Task directions: Where does the word "Lenexa" show up in the data? Please find each such line and copy it.

[Supplied material Boundary: Start]

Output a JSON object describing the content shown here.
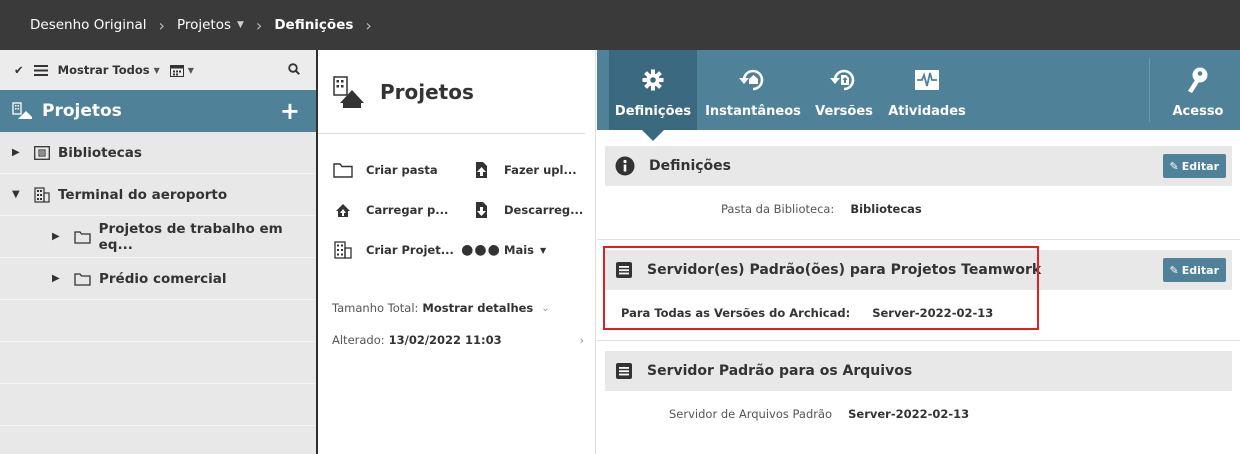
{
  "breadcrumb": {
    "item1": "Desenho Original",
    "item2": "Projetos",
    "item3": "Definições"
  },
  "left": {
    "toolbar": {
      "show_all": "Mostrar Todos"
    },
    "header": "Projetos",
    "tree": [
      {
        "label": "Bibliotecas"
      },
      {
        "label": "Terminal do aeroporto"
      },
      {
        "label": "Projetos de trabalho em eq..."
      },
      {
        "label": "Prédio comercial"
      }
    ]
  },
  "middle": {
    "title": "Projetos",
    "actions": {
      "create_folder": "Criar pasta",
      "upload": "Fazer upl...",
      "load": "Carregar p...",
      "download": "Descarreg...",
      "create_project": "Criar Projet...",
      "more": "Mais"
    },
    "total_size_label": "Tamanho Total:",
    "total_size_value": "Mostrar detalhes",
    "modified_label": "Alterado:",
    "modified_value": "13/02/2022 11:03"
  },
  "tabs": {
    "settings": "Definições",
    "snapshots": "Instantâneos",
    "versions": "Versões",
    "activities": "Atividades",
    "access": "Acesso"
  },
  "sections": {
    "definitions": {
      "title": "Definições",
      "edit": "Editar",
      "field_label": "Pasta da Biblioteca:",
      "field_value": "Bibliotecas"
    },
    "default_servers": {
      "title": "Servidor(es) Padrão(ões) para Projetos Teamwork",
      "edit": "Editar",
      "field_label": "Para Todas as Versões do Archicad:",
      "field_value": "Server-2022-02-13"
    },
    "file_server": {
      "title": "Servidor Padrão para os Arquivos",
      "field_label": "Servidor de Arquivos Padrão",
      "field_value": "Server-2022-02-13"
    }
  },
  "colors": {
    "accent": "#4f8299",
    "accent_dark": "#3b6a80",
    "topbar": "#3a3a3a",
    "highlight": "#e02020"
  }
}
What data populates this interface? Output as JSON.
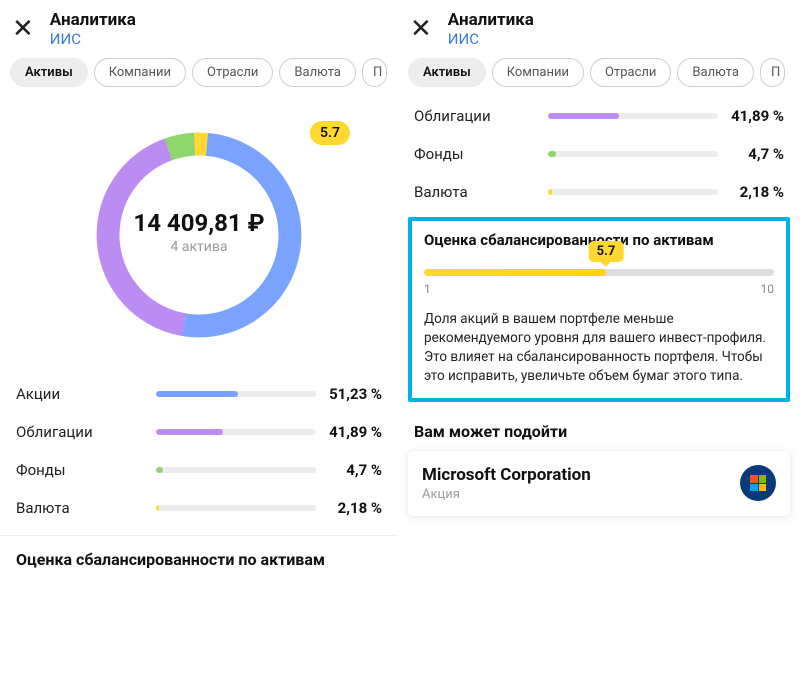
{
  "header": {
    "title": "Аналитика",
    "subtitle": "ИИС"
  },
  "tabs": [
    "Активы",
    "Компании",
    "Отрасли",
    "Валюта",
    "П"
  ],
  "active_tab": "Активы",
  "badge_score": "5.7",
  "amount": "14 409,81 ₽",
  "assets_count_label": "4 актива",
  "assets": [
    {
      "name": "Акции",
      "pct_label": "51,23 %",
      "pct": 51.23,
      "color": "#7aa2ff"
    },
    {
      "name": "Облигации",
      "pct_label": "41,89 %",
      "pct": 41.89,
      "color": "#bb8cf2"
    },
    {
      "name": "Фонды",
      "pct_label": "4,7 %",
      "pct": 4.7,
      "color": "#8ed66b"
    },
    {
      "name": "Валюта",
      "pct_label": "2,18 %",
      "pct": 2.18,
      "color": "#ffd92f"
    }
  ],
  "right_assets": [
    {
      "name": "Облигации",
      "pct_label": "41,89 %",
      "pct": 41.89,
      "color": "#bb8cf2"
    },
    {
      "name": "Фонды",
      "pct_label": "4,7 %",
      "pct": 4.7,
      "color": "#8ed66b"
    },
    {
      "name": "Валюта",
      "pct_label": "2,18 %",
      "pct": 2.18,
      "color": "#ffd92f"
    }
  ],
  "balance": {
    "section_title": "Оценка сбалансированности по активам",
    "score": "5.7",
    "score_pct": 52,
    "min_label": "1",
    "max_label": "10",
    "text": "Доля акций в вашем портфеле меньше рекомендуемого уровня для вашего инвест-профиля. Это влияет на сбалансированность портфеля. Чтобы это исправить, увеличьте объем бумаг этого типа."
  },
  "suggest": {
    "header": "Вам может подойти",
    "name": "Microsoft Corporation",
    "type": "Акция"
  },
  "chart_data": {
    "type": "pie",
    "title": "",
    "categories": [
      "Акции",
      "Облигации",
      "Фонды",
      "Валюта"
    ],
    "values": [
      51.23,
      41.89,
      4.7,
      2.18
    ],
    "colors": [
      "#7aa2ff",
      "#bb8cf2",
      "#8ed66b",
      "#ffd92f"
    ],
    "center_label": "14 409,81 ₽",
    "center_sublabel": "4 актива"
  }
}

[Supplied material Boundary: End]
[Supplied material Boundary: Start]

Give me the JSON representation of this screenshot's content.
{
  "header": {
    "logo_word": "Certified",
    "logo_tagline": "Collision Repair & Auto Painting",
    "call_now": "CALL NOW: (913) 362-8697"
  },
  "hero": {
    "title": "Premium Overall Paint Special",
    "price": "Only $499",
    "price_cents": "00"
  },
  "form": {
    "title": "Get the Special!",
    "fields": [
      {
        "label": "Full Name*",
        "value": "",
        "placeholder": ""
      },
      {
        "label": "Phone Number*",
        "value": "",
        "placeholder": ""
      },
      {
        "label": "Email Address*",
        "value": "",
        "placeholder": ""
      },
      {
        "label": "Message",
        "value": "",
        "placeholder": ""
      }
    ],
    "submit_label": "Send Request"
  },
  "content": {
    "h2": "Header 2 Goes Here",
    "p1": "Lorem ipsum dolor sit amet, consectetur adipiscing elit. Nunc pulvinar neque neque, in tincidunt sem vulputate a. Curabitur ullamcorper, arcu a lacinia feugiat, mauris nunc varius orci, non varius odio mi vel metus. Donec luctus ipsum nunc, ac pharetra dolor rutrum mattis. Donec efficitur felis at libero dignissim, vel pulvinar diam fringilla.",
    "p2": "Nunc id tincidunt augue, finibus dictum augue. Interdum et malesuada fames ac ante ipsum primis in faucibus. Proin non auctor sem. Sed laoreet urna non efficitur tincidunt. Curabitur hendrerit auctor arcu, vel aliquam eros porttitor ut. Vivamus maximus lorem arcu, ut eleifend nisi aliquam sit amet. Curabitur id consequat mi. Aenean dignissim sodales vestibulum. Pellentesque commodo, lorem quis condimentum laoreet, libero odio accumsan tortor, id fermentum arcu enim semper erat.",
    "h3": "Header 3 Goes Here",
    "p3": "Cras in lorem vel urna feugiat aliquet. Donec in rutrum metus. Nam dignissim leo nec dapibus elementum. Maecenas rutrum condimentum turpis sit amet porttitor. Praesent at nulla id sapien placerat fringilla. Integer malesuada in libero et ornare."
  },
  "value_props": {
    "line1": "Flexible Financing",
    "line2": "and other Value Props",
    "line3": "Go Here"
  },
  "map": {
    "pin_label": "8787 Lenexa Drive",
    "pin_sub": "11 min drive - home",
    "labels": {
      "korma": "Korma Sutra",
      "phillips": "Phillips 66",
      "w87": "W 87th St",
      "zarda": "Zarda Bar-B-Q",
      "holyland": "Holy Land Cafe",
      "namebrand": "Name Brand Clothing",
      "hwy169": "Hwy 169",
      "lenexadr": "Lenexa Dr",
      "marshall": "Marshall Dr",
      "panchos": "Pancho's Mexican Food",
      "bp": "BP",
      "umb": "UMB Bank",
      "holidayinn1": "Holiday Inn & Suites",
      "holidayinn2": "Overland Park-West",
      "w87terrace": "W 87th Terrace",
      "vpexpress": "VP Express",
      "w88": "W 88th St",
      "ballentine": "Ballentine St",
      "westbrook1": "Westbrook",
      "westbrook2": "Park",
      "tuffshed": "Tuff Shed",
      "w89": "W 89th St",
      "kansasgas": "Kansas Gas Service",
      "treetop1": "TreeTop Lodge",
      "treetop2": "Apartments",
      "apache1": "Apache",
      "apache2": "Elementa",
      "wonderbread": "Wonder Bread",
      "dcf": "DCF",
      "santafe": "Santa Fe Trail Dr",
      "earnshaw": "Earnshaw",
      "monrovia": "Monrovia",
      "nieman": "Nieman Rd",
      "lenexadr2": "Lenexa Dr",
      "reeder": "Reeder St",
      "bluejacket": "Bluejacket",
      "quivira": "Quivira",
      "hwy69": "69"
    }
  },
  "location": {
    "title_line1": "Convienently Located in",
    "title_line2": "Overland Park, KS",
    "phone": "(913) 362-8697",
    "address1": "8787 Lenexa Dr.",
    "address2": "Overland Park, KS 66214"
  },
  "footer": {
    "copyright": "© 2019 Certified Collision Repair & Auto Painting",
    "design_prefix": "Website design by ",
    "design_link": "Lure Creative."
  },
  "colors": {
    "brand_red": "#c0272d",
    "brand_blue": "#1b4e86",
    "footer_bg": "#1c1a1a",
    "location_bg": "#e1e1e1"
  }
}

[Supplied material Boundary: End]

Expected answer:
    "pin_label": "8787 Lenexa Drive",
      "lenexadr": "Lenexa Dr",
      "lenexadr2": "Lenexa Dr",
    "address1": "8787 Lenexa Dr.",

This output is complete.